Security experts have discovered a new encryption flaw called LogJam, which is closely related to one found earlier this year that puts Web surfers' data at risk.
LogJam can allow an attacker to weaken the encrypted connection between a user and a Web or email server. It actually attacks the TLS (Transport Layer Security) Protocol. The Logjam attack allows a man-in-the-middle attacker to downgrade vulnerable TLS connections to 512-bit export-grade cryptography. This allows the attacker to read and modify any data passed over the connection.

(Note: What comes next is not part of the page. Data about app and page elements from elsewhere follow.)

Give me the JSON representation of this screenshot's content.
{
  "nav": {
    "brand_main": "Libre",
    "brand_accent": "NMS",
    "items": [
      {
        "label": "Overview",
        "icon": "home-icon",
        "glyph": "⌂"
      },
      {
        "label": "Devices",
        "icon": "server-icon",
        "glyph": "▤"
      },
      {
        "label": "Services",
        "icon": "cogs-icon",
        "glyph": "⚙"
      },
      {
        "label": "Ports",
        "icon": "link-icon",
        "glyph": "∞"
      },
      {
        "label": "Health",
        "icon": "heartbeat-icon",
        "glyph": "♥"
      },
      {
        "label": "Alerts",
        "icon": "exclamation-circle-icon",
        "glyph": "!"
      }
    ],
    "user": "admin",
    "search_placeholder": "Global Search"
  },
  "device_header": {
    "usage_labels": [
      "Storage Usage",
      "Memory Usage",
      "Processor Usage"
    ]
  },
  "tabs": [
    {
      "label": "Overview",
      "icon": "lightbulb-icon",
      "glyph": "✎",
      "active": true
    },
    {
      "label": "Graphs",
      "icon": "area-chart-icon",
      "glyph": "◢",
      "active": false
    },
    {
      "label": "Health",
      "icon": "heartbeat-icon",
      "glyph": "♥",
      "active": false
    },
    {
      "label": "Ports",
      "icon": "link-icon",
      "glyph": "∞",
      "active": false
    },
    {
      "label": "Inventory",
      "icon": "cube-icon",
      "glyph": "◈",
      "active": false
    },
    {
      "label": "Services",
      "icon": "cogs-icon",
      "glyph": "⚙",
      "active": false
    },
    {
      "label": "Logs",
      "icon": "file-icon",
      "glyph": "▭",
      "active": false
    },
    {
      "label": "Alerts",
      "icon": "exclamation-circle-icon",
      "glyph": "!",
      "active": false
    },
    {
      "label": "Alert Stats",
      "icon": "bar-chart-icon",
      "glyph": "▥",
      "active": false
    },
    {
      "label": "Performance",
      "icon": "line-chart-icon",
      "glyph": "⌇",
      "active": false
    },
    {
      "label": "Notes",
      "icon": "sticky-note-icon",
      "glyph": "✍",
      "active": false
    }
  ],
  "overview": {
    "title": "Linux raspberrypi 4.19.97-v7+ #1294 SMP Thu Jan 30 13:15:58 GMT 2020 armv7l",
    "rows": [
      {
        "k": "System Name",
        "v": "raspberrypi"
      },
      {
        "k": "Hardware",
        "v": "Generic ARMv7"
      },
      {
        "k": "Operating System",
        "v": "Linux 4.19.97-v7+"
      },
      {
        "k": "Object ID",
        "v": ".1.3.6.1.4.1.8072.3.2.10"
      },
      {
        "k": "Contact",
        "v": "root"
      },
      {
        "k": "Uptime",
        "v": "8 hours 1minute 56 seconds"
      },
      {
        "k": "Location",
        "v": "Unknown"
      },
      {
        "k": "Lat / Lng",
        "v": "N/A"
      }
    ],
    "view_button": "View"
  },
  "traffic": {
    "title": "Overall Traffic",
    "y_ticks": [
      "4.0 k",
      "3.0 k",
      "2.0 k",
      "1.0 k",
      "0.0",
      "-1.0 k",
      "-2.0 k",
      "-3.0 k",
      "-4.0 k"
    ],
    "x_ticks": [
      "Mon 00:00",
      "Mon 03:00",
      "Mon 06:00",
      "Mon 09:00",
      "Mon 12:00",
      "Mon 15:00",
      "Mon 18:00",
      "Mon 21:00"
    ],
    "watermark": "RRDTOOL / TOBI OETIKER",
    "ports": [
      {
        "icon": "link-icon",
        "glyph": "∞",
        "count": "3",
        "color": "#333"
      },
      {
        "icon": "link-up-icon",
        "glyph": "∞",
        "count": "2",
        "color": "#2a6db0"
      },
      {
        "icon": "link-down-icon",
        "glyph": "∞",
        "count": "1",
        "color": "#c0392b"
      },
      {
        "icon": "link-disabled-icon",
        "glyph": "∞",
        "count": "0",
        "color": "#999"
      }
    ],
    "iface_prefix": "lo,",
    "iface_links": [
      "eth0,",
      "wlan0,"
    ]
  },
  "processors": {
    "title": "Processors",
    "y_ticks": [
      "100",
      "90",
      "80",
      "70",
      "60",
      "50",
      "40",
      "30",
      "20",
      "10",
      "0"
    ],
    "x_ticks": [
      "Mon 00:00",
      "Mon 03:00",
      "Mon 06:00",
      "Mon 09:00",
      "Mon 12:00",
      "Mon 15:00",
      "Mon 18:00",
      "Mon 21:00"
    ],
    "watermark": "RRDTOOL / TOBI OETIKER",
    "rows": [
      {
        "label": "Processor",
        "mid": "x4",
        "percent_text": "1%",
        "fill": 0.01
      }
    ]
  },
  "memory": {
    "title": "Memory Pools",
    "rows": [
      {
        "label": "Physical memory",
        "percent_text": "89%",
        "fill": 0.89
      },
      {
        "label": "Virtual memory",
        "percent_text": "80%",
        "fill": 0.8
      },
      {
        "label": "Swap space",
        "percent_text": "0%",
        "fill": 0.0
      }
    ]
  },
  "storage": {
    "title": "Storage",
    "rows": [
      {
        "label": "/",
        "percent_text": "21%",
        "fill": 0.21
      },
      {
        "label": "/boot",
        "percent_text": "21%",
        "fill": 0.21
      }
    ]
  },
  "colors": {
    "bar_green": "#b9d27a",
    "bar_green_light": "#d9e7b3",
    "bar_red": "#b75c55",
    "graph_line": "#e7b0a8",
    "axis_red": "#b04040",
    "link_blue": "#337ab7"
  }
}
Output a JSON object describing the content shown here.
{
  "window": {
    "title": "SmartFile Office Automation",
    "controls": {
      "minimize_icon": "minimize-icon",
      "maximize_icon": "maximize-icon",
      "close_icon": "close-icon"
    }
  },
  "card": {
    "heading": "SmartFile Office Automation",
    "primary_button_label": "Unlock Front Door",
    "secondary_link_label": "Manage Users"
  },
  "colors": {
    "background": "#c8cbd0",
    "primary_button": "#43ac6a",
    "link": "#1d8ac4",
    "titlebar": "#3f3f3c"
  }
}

The attack is reminiscent of the FREAK (Factoring attack on RSA-EXPORT Keys) attack, which was revealed in March. However, LogJam is due to a flaw in the TLS protocol rather than an implementation vulnerability, and attacks a Diffie-Hellman key exchange rather than an RSA key exchange.
The attack affects any server that supports DHE_EXPORT ciphers, and affects all modern web browsers. 8.4% of the Top 1 Million domains were initially vulnerable.
Information on the flaw has been quietly circulating. Microsoft fixed its Internet Explorer browser last week, and patches for Firefox and Apple's Safari browser should be released soon.
What should you do?
If you have a web or mail server, you should disable support for export cipher suites and generate a unique 2048-bit Diffie-Hellman group. Step-by-step instrictions to deploy Diffie-Hellman for TLS are available here.
If you use SSH, you should upgrade both your server and client installations to the most recent version of OpenSSH, which prefers Elliptic-Curve Diffie-Hellman Key Exchange.
Web users make sure they have the most recent version of your browser installed, and check for updates frequently. Google Chrome (including Android Browser), Mozilla Firefox, Microsoft Internet Explorer, and Apple Safari are all deploying fixes for the Logjam attack.
Sysadmin or developers should make sure any TLS libraries they use are up-to-date and that they reject Diffie-Hellman Groups smaller than 1024-bit.